Segment Start: MATERIAL SUPPLIED
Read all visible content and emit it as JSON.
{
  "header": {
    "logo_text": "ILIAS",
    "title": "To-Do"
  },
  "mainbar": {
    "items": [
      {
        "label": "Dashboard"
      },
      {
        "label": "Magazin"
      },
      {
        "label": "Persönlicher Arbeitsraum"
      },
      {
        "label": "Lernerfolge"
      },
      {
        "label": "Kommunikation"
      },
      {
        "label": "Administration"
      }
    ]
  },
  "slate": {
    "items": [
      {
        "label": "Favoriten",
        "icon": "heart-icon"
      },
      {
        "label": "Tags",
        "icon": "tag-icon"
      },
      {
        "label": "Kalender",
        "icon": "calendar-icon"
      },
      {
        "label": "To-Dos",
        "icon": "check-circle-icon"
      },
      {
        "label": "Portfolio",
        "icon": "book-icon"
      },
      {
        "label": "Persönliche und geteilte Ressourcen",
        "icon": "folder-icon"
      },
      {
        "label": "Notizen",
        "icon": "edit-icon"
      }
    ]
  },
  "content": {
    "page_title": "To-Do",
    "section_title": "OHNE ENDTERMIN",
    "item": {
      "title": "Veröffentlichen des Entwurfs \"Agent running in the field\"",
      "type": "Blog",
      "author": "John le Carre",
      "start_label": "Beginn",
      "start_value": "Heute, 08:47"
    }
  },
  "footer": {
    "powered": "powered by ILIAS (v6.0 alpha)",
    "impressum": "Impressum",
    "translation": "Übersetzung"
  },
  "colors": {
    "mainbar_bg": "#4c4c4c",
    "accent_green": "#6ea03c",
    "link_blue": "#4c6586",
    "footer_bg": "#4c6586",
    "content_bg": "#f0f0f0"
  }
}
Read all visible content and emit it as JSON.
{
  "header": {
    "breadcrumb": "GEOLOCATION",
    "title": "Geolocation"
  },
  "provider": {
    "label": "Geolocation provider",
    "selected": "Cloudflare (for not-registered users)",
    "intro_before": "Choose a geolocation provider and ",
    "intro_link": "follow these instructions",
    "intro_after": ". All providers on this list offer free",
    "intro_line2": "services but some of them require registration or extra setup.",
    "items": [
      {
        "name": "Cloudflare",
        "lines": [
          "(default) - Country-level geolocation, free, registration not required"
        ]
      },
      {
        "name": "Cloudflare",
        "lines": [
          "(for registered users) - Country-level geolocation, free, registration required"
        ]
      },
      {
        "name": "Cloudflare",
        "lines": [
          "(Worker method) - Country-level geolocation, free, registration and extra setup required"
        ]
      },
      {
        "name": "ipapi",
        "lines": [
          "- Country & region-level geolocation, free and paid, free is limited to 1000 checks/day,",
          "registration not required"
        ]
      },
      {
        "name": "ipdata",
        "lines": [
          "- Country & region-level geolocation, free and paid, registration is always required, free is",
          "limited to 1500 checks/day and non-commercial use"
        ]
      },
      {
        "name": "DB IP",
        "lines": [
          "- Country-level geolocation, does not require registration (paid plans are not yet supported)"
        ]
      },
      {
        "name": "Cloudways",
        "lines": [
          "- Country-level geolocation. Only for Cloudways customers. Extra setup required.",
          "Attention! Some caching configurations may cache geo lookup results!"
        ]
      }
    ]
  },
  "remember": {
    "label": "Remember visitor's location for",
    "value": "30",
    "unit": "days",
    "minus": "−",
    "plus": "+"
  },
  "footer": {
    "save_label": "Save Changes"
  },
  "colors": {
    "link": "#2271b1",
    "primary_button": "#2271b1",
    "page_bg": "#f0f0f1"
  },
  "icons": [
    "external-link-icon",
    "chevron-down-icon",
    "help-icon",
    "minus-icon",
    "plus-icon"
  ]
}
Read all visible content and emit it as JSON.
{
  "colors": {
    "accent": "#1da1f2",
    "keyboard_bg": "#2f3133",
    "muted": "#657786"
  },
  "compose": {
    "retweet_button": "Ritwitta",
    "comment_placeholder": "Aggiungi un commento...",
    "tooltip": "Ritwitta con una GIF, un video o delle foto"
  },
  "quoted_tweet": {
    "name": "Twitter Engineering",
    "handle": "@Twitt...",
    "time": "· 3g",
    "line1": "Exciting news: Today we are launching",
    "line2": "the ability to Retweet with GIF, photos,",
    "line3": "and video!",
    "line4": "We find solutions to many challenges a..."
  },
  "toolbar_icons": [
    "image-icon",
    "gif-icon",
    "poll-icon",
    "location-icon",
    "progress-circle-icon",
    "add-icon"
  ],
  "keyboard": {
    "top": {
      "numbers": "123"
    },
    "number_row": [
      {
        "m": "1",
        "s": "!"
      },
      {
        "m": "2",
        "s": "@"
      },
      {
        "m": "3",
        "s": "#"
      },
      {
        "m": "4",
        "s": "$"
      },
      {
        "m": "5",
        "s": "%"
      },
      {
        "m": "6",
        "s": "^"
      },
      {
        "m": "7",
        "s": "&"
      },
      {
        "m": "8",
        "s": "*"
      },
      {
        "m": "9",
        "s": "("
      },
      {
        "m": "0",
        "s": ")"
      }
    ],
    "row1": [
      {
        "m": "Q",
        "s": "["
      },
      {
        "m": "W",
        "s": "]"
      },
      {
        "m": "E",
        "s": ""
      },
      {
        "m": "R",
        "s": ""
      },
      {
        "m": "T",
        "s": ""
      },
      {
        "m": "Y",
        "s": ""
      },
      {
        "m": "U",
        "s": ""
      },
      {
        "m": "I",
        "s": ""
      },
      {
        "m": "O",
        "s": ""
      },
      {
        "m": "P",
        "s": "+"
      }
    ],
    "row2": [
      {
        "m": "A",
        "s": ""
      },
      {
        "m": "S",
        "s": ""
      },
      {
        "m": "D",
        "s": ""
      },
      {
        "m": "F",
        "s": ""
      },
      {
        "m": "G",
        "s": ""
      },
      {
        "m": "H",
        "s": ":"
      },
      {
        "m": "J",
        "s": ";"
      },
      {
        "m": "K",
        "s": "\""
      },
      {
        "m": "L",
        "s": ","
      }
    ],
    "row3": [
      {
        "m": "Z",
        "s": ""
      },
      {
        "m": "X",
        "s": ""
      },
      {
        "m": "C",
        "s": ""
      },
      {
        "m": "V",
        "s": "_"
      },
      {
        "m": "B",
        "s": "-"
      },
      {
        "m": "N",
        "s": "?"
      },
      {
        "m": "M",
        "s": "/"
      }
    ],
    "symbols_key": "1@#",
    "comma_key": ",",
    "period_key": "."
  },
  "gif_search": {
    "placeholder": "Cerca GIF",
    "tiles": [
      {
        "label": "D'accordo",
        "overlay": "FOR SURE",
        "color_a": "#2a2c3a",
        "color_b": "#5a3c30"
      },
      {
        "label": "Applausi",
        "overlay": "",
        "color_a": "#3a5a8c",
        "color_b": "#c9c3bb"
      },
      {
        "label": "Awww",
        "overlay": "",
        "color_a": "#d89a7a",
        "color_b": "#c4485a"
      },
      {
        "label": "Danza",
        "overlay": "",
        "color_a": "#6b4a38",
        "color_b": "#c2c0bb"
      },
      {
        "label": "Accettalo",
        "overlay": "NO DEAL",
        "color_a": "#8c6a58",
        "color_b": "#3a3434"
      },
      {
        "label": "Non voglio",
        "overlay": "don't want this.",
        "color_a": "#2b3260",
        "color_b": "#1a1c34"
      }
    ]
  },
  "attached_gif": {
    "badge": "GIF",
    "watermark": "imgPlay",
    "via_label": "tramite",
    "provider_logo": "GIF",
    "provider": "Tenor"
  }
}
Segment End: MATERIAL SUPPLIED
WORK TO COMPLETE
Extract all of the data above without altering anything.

OUTPUT
Read all visible content and emit it as JSON.
{
  "header": {
    "logo_text": "ILIAS",
    "title": "To-Do"
  },
  "mainbar": {
    "items": [
      {
        "label": "Dashboard"
      },
      {
        "label": "Magazin"
      },
      {
        "label": "Persönlicher Arbeitsraum"
      },
      {
        "label": "Lernerfolge"
      },
      {
        "label": "Kommunikation"
      },
      {
        "label": "Administration"
      }
    ]
  },
  "slate": {
    "items": [
      {
        "label": "Favoriten",
        "icon": "heart-icon"
      },
      {
        "label": "Tags",
        "icon": "tag-icon"
      },
      {
        "label": "Kalender",
        "icon": "calendar-icon"
      },
      {
        "label": "To-Dos",
        "icon": "check-circle-icon"
      },
      {
        "label": "Portfolio",
        "icon": "book-icon"
      },
      {
        "label": "Persönliche und geteilte Ressourcen",
        "icon": "folder-icon"
      },
      {
        "label": "Notizen",
        "icon": "edit-icon"
      }
    ]
  },
  "content": {
    "page_title": "To-Do",
    "section_title": "OHNE ENDTERMIN",
    "item": {
      "title": "Veröffentlichen des Entwurfs \"Agent running in the field\"",
      "type": "Blog",
      "author": "John le Carre",
      "start_label": "Beginn",
      "start_value": "Heute, 08:47"
    }
  },
  "footer": {
    "powered": "powered by ILIAS (v6.0 alpha)",
    "impressum": "Impressum",
    "translation": "Übersetzung"
  },
  "colors": {
    "mainbar_bg": "#4c4c4c",
    "accent_green": "#6ea03c",
    "link_blue": "#4c6586",
    "footer_bg": "#4c6586",
    "content_bg": "#f0f0f0"
  }
}
Read all visible content and emit it as JSON.
{
  "header": {
    "breadcrumb": "GEOLOCATION",
    "title": "Geolocation"
  },
  "provider": {
    "label": "Geolocation provider",
    "selected": "Cloudflare (for not-registered users)",
    "intro_before": "Choose a geolocation provider and ",
    "intro_link": "follow these instructions",
    "intro_after": ". All providers on this list offer free",
    "intro_line2": "services but some of them require registration or extra setup.",
    "items": [
      {
        "name": "Cloudflare",
        "lines": [
          "(default) - Country-level geolocation, free, registration not required"
        ]
      },
      {
        "name": "Cloudflare",
        "lines": [
          "(for registered users) - Country-level geolocation, free, registration required"
        ]
      },
      {
        "name": "Cloudflare",
        "lines": [
          "(Worker method) - Country-level geolocation, free, registration and extra setup required"
        ]
      },
      {
        "name": "ipapi",
        "lines": [
          "- Country & region-level geolocation, free and paid, free is limited to 1000 checks/day,",
          "registration not required"
        ]
      },
      {
        "name": "ipdata",
        "lines": [
          "- Country & region-level geolocation, free and paid, registration is always required, free is",
          "limited to 1500 checks/day and non-commercial use"
        ]
      },
      {
        "name": "DB IP",
        "lines": [
          "- Country-level geolocation, does not require registration (paid plans are not yet supported)"
        ]
      },
      {
        "name": "Cloudways",
        "lines": [
          "- Country-level geolocation. Only for Cloudways customers. Extra setup required.",
          "Attention! Some caching configurations may cache geo lookup results!"
        ]
      }
    ]
  },
  "remember": {
    "label": "Remember visitor's location for",
    "value": "30",
    "unit": "days",
    "minus": "−",
    "plus": "+"
  },
  "footer": {
    "save_label": "Save Changes"
  },
  "colors": {
    "link": "#2271b1",
    "primary_button": "#2271b1",
    "page_bg": "#f0f0f1"
  },
  "icons": [
    "external-link-icon",
    "chevron-down-icon",
    "help-icon",
    "minus-icon",
    "plus-icon"
  ]
}
Read all visible content and emit it as JSON.
{
  "colors": {
    "accent": "#1da1f2",
    "keyboard_bg": "#2f3133",
    "muted": "#657786"
  },
  "compose": {
    "retweet_button": "Ritwitta",
    "comment_placeholder": "Aggiungi un commento...",
    "tooltip": "Ritwitta con una GIF, un video o delle foto"
  },
  "quoted_tweet": {
    "name": "Twitter Engineering",
    "handle": "@Twitt...",
    "time": "· 3g",
    "line1": "Exciting news: Today we are launching",
    "line2": "the ability to Retweet with GIF, photos,",
    "line3": "and video!",
    "line4": "We find solutions to many challenges a..."
  },
  "toolbar_icons": [
    "image-icon",
    "gif-icon",
    "poll-icon",
    "location-icon",
    "progress-circle-icon",
    "add-icon"
  ],
  "keyboard": {
    "top": {
      "numbers": "123"
    },
    "number_row": [
      {
        "m": "1",
        "s": "!"
      },
      {
        "m": "2",
        "s": "@"
      },
      {
        "m": "3",
        "s": "#"
      },
      {
        "m": "4",
        "s": "$"
      },
      {
        "m": "5",
        "s": "%"
      },
      {
        "m": "6",
        "s": "^"
      },
      {
        "m": "7",
        "s": "&"
      },
      {
        "m": "8",
        "s": "*"
      },
      {
        "m": "9",
        "s": "("
      },
      {
        "m": "0",
        "s": ")"
      }
    ],
    "row1": [
      {
        "m": "Q",
        "s": "["
      },
      {
        "m": "W",
        "s": "]"
      },
      {
        "m": "E",
        "s": ""
      },
      {
        "m": "R",
        "s": ""
      },
      {
        "m": "T",
        "s": ""
      },
      {
        "m": "Y",
        "s": ""
      },
      {
        "m": "U",
        "s": ""
      },
      {
        "m": "I",
        "s": ""
      },
      {
        "m": "O",
        "s": ""
      },
      {
        "m": "P",
        "s": "+"
      }
    ],
    "row2": [
      {
        "m": "A",
        "s": ""
      },
      {
        "m": "S",
        "s": ""
      },
      {
        "m": "D",
        "s": ""
      },
      {
        "m": "F",
        "s": ""
      },
      {
        "m": "G",
        "s": ""
      },
      {
        "m": "H",
        "s": ":"
      },
      {
        "m": "J",
        "s": ";"
      },
      {
        "m": "K",
        "s": "\""
      },
      {
        "m": "L",
        "s": ","
      }
    ],
    "row3": [
      {
        "m": "Z",
        "s": ""
      },
      {
        "m": "X",
        "s": ""
      },
      {
        "m": "C",
        "s": ""
      },
      {
        "m": "V",
        "s": "_"
      },
      {
        "m": "B",
        "s": "-"
      },
      {
        "m": "N",
        "s": "?"
      },
      {
        "m": "M",
        "s": "/"
      }
    ],
    "symbols_key": "1@#",
    "comma_key": ",",
    "period_key": "."
  },
  "gif_search": {
    "placeholder": "Cerca GIF",
    "tiles": [
      {
        "label": "D'accordo",
        "overlay": "FOR SURE",
        "color_a": "#2a2c3a",
        "color_b": "#5a3c30"
      },
      {
        "label": "Applausi",
        "overlay": "",
        "color_a": "#3a5a8c",
        "color_b": "#c9c3bb"
      },
      {
        "label": "Awww",
        "overlay": "",
        "color_a": "#d89a7a",
        "color_b": "#c4485a"
      },
      {
        "label": "Danza",
        "overlay": "",
        "color_a": "#6b4a38",
        "color_b": "#c2c0bb"
      },
      {
        "label": "Accettalo",
        "overlay": "NO DEAL",
        "color_a": "#8c6a58",
        "color_b": "#3a3434"
      },
      {
        "label": "Non voglio",
        "overlay": "don't want this.",
        "color_a": "#2b3260",
        "color_b": "#1a1c34"
      }
    ]
  },
  "attached_gif": {
    "badge": "GIF",
    "watermark": "imgPlay",
    "via_label": "tramite",
    "provider_logo": "GIF",
    "provider": "Tenor"
  }
}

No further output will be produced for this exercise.